Record set:
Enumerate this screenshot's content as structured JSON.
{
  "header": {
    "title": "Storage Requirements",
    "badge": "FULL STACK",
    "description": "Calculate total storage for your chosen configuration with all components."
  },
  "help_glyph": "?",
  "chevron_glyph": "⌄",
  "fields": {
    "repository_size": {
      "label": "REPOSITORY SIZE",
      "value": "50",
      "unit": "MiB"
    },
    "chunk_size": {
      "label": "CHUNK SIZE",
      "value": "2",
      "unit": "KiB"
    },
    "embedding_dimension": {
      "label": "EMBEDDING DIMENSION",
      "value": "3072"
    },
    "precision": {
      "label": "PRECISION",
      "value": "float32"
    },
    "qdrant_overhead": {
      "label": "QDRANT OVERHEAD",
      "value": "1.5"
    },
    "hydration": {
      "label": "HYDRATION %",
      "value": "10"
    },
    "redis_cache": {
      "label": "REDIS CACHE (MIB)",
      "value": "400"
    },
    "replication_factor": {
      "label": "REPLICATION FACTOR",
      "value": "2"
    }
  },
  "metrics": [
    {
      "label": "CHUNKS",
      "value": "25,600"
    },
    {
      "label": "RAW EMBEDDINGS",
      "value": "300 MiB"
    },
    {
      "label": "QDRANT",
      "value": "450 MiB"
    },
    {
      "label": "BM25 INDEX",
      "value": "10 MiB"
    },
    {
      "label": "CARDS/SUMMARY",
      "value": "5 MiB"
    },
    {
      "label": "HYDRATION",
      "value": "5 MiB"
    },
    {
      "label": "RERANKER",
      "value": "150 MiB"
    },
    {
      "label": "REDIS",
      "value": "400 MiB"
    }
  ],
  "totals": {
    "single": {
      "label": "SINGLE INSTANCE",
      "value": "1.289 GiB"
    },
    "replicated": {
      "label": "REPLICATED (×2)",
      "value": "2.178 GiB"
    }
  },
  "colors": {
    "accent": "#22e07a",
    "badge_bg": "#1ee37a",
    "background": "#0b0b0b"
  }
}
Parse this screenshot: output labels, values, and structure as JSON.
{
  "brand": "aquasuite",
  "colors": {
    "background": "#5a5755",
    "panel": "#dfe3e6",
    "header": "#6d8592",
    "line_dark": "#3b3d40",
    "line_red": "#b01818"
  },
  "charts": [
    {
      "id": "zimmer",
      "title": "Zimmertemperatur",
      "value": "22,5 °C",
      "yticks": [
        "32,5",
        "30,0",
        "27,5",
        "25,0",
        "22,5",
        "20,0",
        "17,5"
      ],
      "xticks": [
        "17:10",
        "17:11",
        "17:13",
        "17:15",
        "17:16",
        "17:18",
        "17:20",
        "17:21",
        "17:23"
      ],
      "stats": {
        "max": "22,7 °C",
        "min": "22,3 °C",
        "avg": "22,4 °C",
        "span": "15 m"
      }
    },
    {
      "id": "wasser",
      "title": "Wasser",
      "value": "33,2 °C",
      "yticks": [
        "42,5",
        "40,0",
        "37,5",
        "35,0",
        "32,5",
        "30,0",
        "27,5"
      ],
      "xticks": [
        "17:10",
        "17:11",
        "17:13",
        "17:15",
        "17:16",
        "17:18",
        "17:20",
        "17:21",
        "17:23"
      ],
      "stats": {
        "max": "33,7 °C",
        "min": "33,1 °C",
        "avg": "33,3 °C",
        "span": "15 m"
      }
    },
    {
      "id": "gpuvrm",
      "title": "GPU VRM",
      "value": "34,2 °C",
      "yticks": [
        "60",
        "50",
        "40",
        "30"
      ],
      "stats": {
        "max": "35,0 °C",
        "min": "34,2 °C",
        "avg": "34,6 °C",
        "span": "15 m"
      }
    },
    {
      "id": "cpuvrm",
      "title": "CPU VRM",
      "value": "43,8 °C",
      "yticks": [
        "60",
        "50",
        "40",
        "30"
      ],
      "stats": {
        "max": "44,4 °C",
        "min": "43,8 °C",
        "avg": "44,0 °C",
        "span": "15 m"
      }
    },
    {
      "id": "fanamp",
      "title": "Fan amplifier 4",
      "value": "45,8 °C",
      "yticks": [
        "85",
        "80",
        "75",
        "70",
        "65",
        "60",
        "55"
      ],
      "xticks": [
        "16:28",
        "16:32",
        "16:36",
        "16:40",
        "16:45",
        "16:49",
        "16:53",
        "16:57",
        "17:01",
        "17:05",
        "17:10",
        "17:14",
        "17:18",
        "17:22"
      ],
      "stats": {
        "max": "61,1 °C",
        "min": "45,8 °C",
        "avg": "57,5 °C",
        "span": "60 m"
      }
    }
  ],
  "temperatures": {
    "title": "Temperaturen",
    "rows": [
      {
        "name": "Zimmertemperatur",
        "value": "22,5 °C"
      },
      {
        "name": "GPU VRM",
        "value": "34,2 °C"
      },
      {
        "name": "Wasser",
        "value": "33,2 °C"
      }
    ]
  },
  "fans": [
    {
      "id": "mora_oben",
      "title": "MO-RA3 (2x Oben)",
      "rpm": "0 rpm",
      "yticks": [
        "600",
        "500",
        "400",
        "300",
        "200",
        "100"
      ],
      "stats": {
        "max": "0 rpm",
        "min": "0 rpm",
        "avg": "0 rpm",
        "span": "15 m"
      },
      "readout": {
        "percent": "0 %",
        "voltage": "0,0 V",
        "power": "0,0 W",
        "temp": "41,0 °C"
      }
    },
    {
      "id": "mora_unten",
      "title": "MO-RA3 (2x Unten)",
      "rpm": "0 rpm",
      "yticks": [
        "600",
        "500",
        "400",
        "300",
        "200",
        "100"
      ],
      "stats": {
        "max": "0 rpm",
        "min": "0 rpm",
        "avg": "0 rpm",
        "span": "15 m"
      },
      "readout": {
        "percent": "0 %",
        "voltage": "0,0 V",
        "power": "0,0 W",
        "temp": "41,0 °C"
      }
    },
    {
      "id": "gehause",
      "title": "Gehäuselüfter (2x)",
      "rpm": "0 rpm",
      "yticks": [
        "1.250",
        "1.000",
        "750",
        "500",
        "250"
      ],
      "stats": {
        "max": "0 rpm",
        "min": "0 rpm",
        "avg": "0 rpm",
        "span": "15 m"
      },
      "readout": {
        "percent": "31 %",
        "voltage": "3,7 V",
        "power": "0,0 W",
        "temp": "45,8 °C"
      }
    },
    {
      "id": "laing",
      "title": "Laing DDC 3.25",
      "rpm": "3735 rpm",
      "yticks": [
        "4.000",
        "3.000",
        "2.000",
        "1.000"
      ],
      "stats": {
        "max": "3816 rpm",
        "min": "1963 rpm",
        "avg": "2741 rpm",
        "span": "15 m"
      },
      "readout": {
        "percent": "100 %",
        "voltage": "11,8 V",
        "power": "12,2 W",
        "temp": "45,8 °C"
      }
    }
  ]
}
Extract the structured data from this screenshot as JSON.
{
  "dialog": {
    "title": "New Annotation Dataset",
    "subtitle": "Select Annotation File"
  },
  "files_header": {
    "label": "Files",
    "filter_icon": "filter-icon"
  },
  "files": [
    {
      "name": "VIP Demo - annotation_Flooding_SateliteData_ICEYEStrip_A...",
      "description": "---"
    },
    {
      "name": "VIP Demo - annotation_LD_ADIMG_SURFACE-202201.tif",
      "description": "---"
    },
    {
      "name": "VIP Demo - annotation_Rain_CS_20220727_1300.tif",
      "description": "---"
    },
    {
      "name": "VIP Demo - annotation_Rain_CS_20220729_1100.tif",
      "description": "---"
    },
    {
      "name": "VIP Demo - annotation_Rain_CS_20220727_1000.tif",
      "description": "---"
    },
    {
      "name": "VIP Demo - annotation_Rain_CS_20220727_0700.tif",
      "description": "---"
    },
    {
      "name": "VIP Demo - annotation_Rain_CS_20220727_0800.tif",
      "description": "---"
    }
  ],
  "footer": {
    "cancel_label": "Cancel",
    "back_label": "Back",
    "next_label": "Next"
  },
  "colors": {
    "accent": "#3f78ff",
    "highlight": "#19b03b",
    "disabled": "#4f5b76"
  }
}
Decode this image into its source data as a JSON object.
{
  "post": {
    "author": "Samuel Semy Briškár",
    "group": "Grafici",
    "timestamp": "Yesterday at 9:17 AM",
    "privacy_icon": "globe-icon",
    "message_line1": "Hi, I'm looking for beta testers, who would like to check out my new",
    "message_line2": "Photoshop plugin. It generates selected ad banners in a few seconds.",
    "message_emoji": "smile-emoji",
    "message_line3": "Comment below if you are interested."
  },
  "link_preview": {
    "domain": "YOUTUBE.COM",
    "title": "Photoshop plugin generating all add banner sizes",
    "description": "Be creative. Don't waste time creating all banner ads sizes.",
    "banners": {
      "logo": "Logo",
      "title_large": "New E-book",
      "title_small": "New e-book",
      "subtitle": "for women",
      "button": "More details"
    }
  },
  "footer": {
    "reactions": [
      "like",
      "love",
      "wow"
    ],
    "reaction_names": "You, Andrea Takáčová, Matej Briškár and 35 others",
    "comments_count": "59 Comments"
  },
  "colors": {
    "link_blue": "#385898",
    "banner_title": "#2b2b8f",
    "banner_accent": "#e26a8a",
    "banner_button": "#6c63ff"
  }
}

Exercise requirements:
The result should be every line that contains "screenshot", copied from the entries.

Answer box:
Enumerate this screenshot's content as structured JSON.
Parse this screenshot: output labels, values, and structure as JSON.
Extract the structured data from this screenshot as JSON.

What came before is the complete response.